Microsoft’s purchase of Activision Blizzard is already taking its toll on Sony. The Japanese giant has had a difficult day on the stock market since, after confirming said acquisition, its shares sank 13%, which translated into losses of approximately 20,000 million dollars.
In the attached graph you can see that sinking in the area marked in red, although it is true that, at the time of writing this article, Sony shares were already in a clear recovery process, as evidenced by that upward trend that, until now, has remained unchanged. This is positive, without a doubt, but at the same time it is a symptom of the enormous dependence that Sony has on its PlayStation division, and that it has on the great video game developers, such as Activision Blizzard.
The truth is that it is something perfectly understandable, and easy to understand. Think that, in 2020 alone, the Call of Duty franchise generated $3 billion in revenue, a figure that was distributed among different platforms, but that is no less impressive for that. If we focus on Sony’s PlayStation division, analysts have it quite clear, the Japanese company could lose up to $262.6 million a year if said franchise becomes an Xbox and PC exclusive.
If we add to that figure the impact that the exclusivity of other Activision Blizzard franchises could have those losses would be even greater, but it is important to keep in mind that, for the moment, Microsoft has not made any comment in this regard.
With exclusivity, Sony loses, but Microsoft (and Activision Blizzard) too
It is clear that by establishing the exclusivity of key Activision Blizzard franchises on Xbox and PC, Microsoft would give Sony a hard blow, and that this could be aggravated by future title exclusivities from other studios and developers that the Redmond giant has to its credit, such as Bethesda and id Software, for example, but the truth is that in the end this would also be detrimental to Microsoft itself.
It is estimated that the declaration of exclusivity of Call of Duty could reduce franchise revenue by up to 70%, including both those generated from the sale of games and micropayments. To this we must add, in addition, the criticism and the bad image that Microsoft could reap if it decides to carry out a movement of this type.
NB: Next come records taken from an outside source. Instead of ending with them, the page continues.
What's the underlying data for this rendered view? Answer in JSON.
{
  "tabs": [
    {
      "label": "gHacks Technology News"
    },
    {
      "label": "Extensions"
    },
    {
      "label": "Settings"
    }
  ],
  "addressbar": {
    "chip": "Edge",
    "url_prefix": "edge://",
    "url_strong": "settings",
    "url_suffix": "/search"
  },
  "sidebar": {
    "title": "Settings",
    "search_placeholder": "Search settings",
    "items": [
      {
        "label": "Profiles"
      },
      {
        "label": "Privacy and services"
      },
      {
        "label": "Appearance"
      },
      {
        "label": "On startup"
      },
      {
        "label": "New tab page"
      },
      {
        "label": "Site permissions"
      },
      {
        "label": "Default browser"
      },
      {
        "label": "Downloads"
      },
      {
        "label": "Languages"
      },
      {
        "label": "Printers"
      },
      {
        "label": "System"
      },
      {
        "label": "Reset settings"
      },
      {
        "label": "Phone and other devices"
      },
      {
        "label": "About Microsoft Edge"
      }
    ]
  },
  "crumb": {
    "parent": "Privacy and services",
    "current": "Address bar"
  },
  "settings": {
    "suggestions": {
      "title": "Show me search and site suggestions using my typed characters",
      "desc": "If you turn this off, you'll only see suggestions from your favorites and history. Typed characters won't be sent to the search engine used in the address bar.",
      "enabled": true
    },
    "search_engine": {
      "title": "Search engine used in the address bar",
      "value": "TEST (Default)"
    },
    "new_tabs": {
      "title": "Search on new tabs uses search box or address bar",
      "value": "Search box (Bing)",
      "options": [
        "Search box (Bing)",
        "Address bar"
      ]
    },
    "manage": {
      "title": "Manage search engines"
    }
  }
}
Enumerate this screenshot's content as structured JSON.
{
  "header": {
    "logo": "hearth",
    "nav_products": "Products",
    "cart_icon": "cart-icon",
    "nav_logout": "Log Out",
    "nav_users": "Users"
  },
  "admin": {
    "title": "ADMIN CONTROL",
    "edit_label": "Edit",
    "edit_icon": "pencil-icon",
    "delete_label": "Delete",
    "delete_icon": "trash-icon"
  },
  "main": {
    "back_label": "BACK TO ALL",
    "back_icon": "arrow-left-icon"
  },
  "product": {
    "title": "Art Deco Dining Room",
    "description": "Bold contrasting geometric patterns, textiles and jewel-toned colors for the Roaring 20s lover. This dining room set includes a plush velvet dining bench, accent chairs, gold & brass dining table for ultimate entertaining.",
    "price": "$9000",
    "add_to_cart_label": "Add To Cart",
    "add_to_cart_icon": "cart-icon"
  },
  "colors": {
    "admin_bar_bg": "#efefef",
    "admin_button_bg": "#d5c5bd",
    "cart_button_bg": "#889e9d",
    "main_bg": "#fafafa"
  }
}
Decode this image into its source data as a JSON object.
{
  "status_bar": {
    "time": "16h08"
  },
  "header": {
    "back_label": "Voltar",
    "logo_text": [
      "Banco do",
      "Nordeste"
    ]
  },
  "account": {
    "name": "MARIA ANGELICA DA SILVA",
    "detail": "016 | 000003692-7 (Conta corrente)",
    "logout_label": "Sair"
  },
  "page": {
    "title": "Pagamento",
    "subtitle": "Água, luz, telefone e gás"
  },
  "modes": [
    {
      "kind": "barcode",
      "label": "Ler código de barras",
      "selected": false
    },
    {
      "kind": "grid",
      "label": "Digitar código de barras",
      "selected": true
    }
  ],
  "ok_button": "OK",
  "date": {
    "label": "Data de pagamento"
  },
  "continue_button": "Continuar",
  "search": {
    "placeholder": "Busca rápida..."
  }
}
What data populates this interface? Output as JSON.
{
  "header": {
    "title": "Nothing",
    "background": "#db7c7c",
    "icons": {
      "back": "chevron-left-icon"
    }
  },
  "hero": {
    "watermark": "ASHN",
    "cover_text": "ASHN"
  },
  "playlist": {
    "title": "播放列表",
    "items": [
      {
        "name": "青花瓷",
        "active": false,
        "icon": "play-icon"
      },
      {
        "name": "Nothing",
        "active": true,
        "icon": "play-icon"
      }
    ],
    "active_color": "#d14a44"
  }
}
I think, in the end, to Microsoft it would not rent him to take that step because, as we have seen, it would harm Sony, but also itself. However, it is clear that the Redmond giant is going to try to take advantage of this purchase and it is likely that they will do so through three main keys: launching exclusive content on Xbox and PC, launching early on those platforms (goodbye to the “first on PlayStation, hello to the “first on Xbox and PC”) and creating new franchises that could end up being exclusive to PC and Xbox (it already happened with Bethesda’s Starfield).
On the other hand, we must not forget everything that the purchase of Bethesda means for Xbox and PC Game Pass, and that is that it will allow you to bring all, or almost all, Activision Blizzard franchises to said service. This would greatly improve the value of Game Pass, and it would leave Sony, which has no real alternative, in a sticky situation. I hope that Sony responds in some way to all the movements that Microsoft is making, although the truth is that it is complicated. Continuing to bet on bringing your exclusives to the PC could be a good option to increase income, but it is a strategy that can end up becoming a double-edged sword.